DATA SUPPLIED –

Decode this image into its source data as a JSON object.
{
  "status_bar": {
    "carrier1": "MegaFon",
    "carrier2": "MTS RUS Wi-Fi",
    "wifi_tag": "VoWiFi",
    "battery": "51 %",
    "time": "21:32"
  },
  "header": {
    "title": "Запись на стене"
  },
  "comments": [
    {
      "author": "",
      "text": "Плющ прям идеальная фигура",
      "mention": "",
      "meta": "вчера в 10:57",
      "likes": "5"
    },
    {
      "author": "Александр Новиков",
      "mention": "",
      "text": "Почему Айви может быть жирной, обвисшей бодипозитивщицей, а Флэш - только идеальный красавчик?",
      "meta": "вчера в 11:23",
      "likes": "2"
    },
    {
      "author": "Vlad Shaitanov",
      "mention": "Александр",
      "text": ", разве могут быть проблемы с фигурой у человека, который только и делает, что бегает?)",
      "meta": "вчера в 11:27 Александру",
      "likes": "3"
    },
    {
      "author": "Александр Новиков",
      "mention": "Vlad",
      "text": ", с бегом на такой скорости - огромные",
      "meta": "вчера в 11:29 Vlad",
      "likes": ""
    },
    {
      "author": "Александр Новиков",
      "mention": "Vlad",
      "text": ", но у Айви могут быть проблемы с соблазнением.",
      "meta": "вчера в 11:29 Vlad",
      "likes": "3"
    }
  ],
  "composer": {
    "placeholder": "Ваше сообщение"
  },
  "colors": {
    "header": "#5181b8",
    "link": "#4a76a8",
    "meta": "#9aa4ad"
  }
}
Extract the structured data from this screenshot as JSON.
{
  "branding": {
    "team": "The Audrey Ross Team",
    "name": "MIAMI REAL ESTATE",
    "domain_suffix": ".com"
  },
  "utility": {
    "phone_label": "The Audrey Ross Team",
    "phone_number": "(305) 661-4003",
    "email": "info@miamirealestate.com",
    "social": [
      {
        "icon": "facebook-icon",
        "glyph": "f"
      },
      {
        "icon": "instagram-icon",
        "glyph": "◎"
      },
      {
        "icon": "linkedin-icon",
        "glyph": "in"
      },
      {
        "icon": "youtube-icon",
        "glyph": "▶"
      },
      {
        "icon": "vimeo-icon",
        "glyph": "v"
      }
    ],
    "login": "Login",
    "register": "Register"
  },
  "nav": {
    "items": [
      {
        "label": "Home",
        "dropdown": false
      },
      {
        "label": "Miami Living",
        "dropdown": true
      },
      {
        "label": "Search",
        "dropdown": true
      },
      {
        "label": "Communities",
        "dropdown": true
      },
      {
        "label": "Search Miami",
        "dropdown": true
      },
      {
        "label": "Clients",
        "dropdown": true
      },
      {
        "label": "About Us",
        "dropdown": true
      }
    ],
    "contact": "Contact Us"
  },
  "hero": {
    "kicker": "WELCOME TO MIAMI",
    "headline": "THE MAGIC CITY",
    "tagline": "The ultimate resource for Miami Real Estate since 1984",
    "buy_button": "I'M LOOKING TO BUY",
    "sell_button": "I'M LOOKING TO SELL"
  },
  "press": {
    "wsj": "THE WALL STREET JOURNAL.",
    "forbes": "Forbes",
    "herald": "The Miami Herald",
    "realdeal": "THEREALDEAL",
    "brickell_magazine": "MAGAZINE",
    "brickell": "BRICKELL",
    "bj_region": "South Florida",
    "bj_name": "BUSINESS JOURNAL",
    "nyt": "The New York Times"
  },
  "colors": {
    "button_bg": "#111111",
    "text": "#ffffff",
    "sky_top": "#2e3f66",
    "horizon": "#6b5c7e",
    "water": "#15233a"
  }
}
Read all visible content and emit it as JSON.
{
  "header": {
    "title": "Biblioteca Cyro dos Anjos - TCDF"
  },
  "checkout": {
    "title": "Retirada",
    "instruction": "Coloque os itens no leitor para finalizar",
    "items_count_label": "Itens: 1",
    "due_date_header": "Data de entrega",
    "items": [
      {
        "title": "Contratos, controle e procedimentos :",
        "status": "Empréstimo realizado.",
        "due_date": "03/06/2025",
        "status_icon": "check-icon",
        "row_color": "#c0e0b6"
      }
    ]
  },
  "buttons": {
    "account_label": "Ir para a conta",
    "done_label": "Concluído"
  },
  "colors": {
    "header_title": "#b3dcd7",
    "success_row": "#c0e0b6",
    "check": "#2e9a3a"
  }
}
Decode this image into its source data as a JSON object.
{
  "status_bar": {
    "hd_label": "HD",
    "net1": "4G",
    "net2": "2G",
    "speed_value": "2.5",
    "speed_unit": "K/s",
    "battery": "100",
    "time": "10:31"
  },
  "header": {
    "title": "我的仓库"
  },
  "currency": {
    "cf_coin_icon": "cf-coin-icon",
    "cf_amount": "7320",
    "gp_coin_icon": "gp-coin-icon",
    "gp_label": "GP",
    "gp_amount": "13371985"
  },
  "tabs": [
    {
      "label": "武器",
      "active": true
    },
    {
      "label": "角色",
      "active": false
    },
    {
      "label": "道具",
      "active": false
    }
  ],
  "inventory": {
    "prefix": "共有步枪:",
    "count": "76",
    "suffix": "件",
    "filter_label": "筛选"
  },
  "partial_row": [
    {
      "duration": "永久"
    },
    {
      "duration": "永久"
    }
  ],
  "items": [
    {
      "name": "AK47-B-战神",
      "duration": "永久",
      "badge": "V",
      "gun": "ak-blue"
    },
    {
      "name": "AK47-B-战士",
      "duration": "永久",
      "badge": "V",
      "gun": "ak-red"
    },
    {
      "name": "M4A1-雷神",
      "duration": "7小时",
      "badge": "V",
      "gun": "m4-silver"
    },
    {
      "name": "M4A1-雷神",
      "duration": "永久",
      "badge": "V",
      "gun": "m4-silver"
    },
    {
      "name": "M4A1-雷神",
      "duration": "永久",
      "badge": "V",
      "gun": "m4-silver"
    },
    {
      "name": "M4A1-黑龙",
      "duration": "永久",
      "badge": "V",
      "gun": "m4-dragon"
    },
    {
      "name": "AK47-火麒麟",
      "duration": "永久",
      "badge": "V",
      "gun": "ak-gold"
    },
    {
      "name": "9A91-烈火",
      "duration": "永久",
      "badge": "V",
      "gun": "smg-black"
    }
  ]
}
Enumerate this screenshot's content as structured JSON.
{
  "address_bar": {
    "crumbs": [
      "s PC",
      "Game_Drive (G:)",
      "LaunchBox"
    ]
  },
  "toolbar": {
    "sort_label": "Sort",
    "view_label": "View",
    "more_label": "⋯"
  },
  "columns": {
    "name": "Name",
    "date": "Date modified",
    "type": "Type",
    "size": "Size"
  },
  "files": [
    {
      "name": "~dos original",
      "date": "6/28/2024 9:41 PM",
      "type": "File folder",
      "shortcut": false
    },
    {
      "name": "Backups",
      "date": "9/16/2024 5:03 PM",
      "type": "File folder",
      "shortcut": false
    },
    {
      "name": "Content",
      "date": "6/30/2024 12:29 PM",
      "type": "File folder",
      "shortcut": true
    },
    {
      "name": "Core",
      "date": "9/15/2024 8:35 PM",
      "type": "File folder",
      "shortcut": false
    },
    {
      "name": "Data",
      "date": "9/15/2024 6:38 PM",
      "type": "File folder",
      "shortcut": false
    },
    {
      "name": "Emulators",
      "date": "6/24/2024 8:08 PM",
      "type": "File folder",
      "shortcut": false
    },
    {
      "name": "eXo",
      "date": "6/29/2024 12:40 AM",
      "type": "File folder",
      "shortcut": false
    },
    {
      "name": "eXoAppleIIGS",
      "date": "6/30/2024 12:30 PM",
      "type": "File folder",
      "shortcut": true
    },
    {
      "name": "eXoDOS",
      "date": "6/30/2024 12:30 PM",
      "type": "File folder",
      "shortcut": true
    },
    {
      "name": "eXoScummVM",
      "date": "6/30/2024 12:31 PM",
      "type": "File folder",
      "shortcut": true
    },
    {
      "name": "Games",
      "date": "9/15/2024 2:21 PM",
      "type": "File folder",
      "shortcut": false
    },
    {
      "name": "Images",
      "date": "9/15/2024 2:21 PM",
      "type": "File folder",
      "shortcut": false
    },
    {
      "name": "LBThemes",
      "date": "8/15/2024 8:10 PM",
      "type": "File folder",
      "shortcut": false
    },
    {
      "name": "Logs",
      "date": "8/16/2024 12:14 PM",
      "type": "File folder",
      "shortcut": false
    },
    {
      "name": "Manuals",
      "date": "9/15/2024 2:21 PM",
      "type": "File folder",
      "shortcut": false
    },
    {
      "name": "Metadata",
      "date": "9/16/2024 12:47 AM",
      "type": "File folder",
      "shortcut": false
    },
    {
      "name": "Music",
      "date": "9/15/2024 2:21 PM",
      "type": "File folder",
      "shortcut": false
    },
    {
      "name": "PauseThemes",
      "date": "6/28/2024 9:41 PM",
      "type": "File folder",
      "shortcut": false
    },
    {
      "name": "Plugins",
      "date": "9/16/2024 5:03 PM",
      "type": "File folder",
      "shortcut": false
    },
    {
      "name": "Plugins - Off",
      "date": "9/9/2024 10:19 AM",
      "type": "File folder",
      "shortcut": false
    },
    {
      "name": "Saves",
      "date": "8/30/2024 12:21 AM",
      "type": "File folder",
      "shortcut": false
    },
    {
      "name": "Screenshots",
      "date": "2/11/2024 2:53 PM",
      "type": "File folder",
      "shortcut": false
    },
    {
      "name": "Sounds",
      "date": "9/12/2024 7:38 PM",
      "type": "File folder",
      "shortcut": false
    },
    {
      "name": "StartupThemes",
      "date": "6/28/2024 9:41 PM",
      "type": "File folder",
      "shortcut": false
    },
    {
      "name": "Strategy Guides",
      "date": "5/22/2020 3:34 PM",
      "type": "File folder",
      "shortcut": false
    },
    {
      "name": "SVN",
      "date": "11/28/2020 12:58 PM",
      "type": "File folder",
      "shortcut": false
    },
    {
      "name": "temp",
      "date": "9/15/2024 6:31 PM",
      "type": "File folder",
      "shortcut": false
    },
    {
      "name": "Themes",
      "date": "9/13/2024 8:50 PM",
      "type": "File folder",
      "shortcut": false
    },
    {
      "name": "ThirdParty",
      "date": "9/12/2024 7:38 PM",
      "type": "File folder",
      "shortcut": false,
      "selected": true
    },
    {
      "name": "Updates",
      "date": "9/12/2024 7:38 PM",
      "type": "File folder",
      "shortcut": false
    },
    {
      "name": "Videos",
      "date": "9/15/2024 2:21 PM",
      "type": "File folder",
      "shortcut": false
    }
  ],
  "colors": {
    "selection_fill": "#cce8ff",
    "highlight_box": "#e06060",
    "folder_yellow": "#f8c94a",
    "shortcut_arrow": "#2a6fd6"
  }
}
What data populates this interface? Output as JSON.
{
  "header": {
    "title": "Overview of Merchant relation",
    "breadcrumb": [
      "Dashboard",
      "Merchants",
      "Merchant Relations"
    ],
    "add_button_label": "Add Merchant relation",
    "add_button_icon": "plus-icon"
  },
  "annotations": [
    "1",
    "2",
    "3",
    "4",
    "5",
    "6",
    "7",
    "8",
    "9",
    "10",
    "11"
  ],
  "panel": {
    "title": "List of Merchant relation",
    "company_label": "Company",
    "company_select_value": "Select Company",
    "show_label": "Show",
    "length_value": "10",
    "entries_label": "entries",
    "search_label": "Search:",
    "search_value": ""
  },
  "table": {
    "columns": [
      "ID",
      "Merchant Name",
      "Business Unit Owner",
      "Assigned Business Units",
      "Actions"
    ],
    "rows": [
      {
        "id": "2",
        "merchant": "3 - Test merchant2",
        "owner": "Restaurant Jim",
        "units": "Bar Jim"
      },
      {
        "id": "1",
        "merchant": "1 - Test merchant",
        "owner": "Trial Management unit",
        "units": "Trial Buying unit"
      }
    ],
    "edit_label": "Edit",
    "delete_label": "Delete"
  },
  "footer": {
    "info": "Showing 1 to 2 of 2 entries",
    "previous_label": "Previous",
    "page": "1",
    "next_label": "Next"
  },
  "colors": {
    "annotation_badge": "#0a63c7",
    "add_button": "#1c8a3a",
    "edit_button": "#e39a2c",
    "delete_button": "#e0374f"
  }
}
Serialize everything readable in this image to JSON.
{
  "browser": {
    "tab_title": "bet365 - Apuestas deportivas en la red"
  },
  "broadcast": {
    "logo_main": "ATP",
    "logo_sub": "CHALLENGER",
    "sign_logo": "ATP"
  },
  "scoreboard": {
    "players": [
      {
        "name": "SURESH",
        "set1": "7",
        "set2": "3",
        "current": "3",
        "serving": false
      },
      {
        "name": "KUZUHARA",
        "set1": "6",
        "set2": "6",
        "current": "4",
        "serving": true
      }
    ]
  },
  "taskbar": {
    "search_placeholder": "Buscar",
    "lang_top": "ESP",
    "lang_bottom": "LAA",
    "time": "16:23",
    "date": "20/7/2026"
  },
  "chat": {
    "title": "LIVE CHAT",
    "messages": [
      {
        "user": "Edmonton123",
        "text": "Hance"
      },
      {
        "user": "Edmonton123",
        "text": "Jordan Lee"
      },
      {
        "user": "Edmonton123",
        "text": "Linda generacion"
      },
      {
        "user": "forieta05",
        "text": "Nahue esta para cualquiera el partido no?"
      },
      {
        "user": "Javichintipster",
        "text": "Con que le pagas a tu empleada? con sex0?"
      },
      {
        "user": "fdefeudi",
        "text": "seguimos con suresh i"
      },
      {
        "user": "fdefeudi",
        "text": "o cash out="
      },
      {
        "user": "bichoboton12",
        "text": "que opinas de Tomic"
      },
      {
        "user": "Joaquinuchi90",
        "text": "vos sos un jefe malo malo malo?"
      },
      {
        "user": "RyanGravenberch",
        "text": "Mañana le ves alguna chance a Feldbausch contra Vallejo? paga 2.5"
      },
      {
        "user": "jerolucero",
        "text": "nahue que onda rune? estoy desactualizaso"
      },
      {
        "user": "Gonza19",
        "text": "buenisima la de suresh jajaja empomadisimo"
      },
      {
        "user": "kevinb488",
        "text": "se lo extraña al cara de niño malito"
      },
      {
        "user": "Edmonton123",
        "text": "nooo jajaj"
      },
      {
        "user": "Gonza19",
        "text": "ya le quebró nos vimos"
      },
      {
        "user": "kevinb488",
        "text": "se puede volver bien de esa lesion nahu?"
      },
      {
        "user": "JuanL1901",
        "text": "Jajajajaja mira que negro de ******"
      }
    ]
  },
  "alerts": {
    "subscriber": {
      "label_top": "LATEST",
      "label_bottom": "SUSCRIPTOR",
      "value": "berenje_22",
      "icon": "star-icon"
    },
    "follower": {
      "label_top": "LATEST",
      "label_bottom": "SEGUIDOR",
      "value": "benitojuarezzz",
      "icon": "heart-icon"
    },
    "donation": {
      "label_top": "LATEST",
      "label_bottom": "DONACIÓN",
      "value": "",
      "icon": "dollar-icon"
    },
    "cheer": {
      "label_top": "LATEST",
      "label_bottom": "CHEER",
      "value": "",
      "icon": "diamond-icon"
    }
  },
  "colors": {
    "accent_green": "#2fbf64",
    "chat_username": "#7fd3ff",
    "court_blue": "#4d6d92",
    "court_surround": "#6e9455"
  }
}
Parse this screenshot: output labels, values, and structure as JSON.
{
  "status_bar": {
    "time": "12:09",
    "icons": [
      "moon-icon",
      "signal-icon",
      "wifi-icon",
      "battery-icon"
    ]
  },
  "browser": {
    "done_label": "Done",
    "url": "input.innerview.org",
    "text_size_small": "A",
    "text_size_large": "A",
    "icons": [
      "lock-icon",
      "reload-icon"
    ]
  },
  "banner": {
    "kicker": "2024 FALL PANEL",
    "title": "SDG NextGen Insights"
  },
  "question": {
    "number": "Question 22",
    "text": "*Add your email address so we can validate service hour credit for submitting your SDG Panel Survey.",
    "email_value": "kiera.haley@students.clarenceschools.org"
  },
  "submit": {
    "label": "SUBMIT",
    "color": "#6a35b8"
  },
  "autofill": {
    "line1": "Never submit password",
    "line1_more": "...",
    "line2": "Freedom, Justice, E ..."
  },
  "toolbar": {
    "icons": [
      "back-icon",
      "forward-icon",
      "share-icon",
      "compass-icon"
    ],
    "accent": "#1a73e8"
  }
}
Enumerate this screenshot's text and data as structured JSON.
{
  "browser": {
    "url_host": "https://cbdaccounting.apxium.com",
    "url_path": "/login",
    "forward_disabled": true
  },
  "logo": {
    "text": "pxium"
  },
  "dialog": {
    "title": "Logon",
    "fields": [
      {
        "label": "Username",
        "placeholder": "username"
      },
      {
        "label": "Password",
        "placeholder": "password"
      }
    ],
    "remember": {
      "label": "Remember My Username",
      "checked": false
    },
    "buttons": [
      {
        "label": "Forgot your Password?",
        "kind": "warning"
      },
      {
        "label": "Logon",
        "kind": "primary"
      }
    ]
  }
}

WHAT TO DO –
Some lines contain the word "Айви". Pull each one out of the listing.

REPLY TO THE EXERCISE –
      "text": "Почему Айви может быть жирной, обвисшей бодипозитивщицей, а Флэш - только идеальный красавчик?",
      "text": ", но у Айви могут быть проблемы с соблазнением.",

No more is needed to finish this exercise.